* **The records**

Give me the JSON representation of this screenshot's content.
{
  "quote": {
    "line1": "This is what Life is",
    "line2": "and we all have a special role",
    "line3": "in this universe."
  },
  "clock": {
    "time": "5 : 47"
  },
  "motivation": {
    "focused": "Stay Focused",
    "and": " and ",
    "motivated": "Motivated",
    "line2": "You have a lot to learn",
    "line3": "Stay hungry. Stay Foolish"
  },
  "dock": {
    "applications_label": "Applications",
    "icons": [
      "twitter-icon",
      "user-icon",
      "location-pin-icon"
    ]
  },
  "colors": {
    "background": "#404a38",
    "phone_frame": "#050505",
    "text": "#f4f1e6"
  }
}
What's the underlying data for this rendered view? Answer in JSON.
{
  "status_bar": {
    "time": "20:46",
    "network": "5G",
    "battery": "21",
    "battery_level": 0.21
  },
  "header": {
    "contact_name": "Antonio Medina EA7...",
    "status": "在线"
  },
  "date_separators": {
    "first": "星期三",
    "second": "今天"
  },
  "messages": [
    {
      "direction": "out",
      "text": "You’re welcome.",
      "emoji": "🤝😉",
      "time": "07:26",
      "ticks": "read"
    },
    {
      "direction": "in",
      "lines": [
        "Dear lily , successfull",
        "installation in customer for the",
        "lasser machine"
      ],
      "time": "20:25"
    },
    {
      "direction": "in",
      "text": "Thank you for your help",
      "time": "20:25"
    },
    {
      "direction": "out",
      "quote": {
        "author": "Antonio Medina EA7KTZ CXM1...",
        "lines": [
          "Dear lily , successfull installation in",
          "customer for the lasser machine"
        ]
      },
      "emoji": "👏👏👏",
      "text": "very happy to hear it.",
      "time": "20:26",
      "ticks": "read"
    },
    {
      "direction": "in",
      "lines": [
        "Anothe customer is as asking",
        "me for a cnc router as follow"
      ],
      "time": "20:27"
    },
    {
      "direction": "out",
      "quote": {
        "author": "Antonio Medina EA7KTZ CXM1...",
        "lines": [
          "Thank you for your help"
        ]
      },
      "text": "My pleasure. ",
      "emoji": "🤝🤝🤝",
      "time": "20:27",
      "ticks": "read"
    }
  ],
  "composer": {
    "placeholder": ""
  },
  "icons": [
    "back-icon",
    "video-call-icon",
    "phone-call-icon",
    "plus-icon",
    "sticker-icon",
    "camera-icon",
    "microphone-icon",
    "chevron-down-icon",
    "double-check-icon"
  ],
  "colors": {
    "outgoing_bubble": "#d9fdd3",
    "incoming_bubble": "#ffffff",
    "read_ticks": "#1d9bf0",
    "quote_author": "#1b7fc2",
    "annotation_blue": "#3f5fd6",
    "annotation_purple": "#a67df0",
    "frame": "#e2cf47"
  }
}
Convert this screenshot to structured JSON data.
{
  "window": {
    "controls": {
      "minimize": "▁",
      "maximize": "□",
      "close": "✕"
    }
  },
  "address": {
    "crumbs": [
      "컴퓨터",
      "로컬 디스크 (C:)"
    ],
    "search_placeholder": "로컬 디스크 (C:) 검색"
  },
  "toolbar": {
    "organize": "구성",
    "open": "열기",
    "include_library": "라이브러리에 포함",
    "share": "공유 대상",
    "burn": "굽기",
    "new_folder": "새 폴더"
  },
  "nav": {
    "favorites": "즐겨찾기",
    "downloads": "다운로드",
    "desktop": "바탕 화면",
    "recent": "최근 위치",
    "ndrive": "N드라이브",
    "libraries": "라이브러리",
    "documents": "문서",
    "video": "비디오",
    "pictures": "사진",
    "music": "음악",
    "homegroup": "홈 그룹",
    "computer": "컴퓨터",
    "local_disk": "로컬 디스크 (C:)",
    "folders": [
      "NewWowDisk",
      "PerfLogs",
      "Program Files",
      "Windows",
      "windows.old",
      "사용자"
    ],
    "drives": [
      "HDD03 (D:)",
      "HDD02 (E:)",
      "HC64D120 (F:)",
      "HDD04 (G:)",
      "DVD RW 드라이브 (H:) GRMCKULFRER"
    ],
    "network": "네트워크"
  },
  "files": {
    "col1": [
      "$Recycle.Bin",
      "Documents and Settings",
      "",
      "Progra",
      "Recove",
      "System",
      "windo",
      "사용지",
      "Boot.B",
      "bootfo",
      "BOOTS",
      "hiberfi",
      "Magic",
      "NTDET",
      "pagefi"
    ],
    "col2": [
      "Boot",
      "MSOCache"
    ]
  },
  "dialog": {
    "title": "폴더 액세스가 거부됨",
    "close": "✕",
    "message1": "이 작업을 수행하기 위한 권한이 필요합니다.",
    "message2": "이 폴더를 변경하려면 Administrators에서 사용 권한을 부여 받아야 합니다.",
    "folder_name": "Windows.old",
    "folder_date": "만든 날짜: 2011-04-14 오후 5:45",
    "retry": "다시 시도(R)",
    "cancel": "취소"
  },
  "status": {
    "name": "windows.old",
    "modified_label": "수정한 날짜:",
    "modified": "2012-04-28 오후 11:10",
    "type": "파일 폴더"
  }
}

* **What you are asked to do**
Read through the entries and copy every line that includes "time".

* **Answer box**
    "time": "5 : 47"
    "time": "20:46",
      "time": "07:26",
      "time": "20:25"
      "time": "20:25"
      "time": "20:26",
      "time": "20:27"
      "time": "20:27",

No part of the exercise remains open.